Exercise » Print the data verbatim. Leave every image out.

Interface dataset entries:

=== Begin Enclosure ===

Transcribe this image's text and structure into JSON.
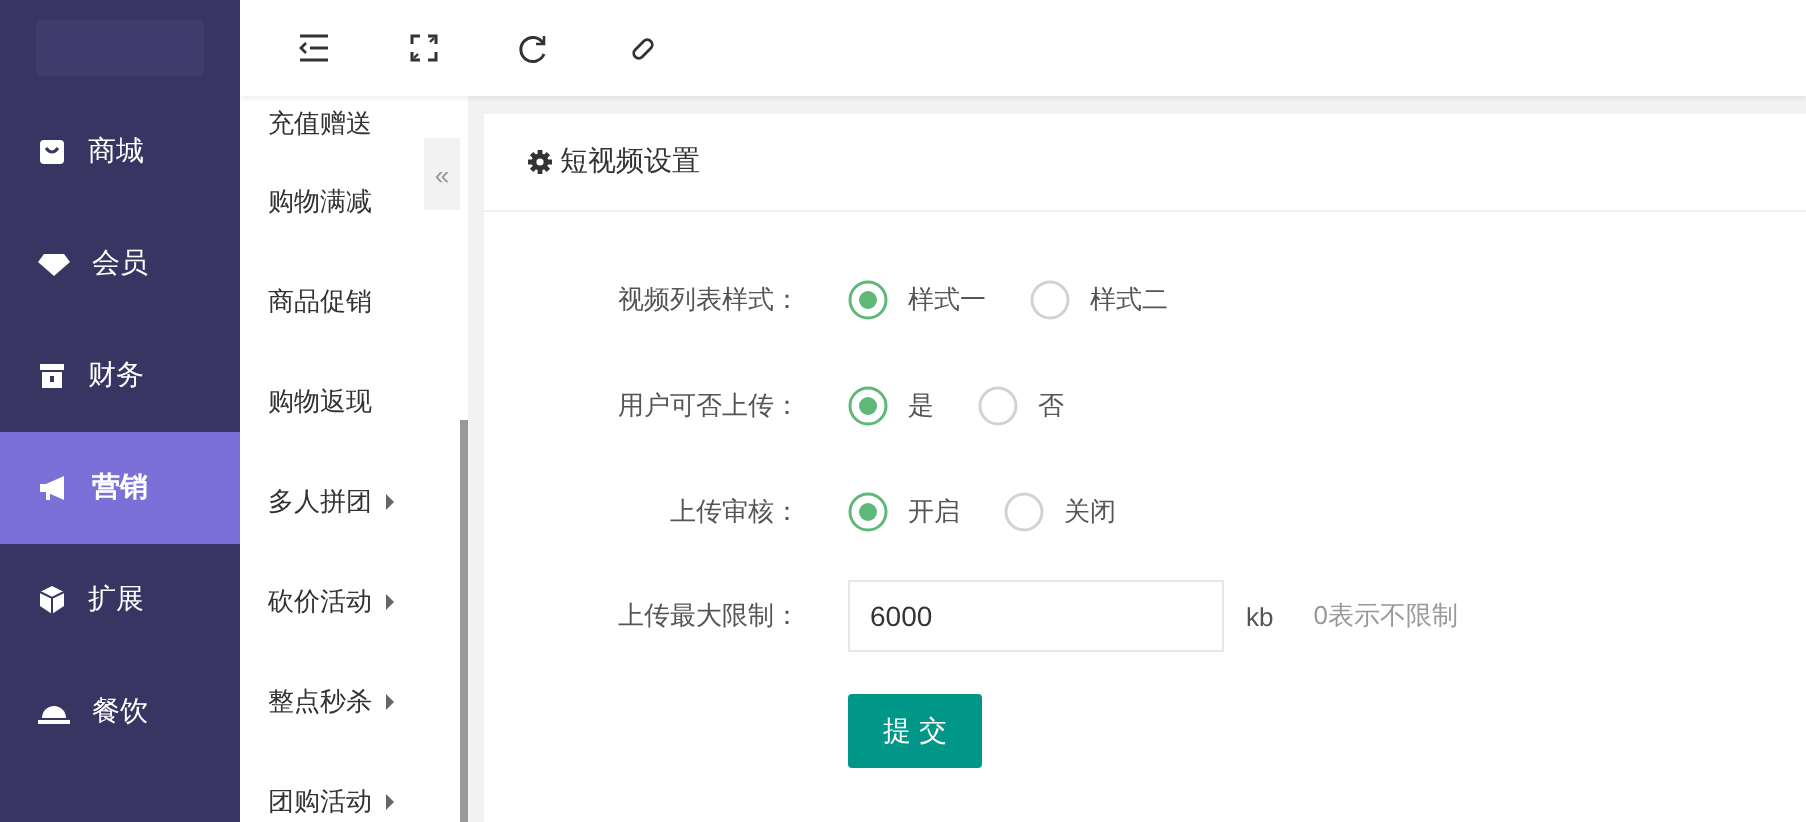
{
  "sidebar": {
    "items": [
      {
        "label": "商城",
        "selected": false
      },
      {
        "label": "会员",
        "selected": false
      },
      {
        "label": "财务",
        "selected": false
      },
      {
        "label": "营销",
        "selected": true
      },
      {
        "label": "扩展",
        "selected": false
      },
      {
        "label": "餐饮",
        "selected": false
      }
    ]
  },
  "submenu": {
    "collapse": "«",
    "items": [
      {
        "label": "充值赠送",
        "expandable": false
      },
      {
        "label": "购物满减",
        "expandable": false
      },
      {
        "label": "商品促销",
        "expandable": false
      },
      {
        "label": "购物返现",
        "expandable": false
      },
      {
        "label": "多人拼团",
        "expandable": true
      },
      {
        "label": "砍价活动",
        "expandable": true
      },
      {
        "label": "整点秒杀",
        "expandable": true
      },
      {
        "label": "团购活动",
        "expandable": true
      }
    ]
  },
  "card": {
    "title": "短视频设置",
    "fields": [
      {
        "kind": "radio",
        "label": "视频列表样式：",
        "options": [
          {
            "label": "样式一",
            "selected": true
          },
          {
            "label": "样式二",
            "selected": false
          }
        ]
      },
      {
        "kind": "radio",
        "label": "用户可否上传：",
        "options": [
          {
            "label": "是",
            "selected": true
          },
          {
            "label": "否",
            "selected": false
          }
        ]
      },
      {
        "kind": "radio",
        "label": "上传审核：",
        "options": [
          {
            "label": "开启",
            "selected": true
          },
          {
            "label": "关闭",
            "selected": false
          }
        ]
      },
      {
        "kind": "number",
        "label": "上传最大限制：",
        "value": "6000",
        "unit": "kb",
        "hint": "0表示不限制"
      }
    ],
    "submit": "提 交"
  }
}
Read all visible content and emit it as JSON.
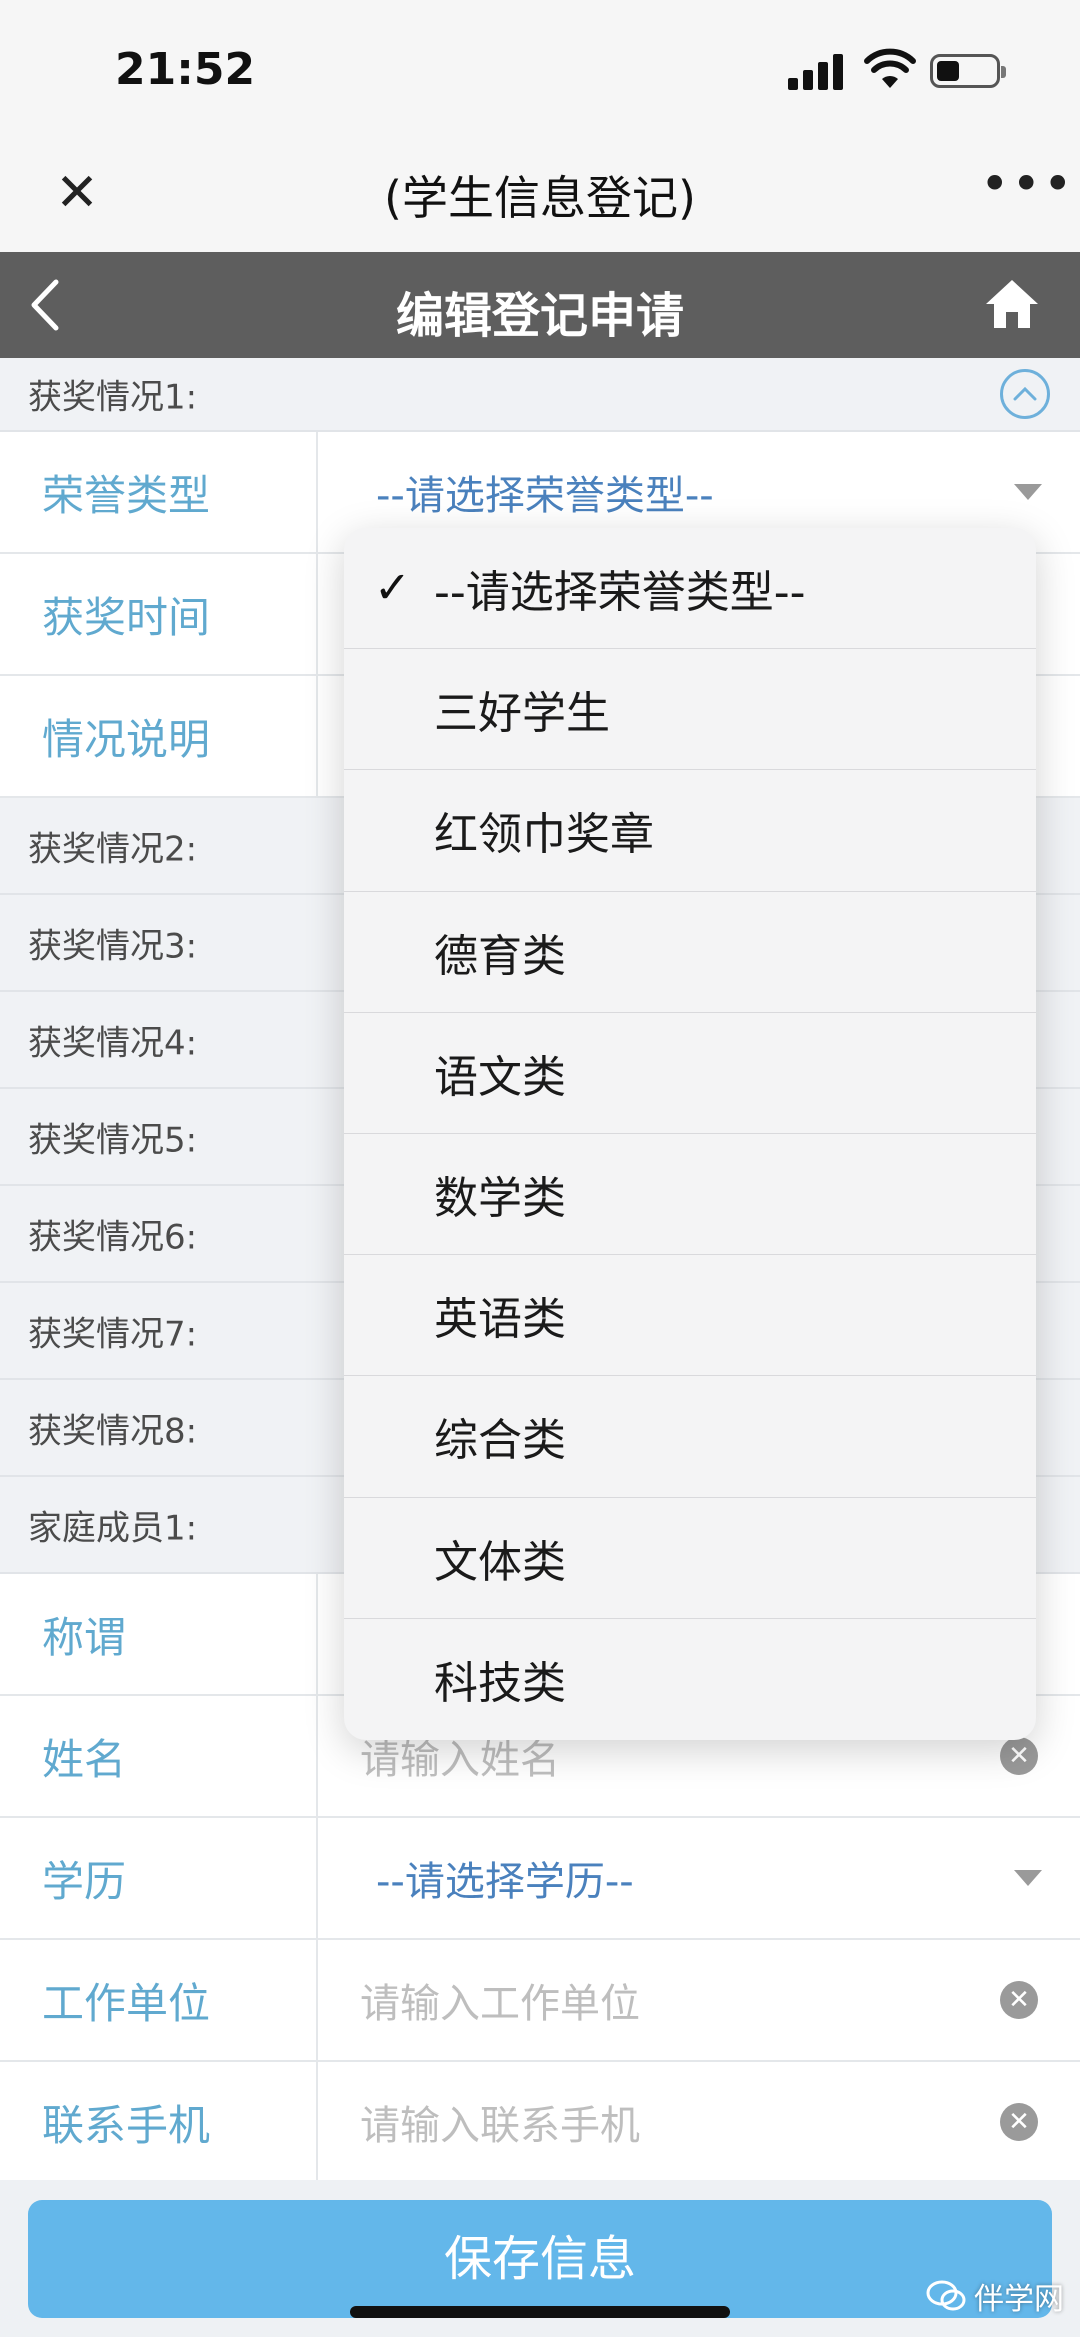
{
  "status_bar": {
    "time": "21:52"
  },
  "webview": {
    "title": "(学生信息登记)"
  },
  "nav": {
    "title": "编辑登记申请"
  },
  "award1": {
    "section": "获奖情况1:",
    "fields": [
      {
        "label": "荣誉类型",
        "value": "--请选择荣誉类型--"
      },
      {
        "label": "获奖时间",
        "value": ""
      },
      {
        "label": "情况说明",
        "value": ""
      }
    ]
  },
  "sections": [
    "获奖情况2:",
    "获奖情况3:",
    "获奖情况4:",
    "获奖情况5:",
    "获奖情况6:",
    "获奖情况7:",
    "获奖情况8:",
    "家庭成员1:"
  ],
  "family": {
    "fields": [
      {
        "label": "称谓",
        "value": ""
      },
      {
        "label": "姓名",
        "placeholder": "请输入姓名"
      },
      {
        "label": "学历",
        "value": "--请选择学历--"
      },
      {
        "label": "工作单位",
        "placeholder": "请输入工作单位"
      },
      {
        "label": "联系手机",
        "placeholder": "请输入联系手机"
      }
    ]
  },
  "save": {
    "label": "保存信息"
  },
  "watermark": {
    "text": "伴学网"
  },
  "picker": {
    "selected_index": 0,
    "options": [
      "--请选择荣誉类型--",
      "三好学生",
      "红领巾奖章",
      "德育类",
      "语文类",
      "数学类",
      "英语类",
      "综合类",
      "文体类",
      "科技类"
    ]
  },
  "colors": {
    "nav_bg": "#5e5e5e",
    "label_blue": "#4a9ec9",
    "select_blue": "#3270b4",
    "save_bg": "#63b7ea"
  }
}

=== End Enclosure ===

Task answer »
Transcribe this image's text and structure into JSON.
{
  "sidebar": {
    "items": [
      {
        "label": "商城",
        "selected": false
      },
      {
        "label": "会员",
        "selected": false
      },
      {
        "label": "财务",
        "selected": false
      },
      {
        "label": "营销",
        "selected": true
      },
      {
        "label": "扩展",
        "selected": false
      },
      {
        "label": "餐饮",
        "selected": false
      }
    ]
  },
  "submenu": {
    "collapse": "«",
    "items": [
      {
        "label": "充值赠送",
        "expandable": false
      },
      {
        "label": "购物满减",
        "expandable": false
      },
      {
        "label": "商品促销",
        "expandable": false
      },
      {
        "label": "购物返现",
        "expandable": false
      },
      {
        "label": "多人拼团",
        "expandable": true
      },
      {
        "label": "砍价活动",
        "expandable": true
      },
      {
        "label": "整点秒杀",
        "expandable": true
      },
      {
        "label": "团购活动",
        "expandable": true
      }
    ]
  },
  "card": {
    "title": "短视频设置",
    "fields": [
      {
        "kind": "radio",
        "label": "视频列表样式：",
        "options": [
          {
            "label": "样式一",
            "selected": true
          },
          {
            "label": "样式二",
            "selected": false
          }
        ]
      },
      {
        "kind": "radio",
        "label": "用户可否上传：",
        "options": [
          {
            "label": "是",
            "selected": true
          },
          {
            "label": "否",
            "selected": false
          }
        ]
      },
      {
        "kind": "radio",
        "label": "上传审核：",
        "options": [
          {
            "label": "开启",
            "selected": true
          },
          {
            "label": "关闭",
            "selected": false
          }
        ]
      },
      {
        "kind": "number",
        "label": "上传最大限制：",
        "value": "6000",
        "unit": "kb",
        "hint": "0表示不限制"
      }
    ],
    "submit": "提 交"
  }
}
Read all visible content and emit it as JSON.
{
  "status_bar": {
    "time": "21:52"
  },
  "webview": {
    "title": "(学生信息登记)"
  },
  "nav": {
    "title": "编辑登记申请"
  },
  "award1": {
    "section": "获奖情况1:",
    "fields": [
      {
        "label": "荣誉类型",
        "value": "--请选择荣誉类型--"
      },
      {
        "label": "获奖时间",
        "value": ""
      },
      {
        "label": "情况说明",
        "value": ""
      }
    ]
  },
  "sections": [
    "获奖情况2:",
    "获奖情况3:",
    "获奖情况4:",
    "获奖情况5:",
    "获奖情况6:",
    "获奖情况7:",
    "获奖情况8:",
    "家庭成员1:"
  ],
  "family": {
    "fields": [
      {
        "label": "称谓",
        "value": ""
      },
      {
        "label": "姓名",
        "placeholder": "请输入姓名"
      },
      {
        "label": "学历",
        "value": "--请选择学历--"
      },
      {
        "label": "工作单位",
        "placeholder": "请输入工作单位"
      },
      {
        "label": "联系手机",
        "placeholder": "请输入联系手机"
      }
    ]
  },
  "save": {
    "label": "保存信息"
  },
  "watermark": {
    "text": "伴学网"
  },
  "picker": {
    "selected_index": 0,
    "options": [
      "--请选择荣誉类型--",
      "三好学生",
      "红领巾奖章",
      "德育类",
      "语文类",
      "数学类",
      "英语类",
      "综合类",
      "文体类",
      "科技类"
    ]
  },
  "colors": {
    "nav_bg": "#5e5e5e",
    "label_blue": "#4a9ec9",
    "select_blue": "#3270b4",
    "save_bg": "#63b7ea"
  }
}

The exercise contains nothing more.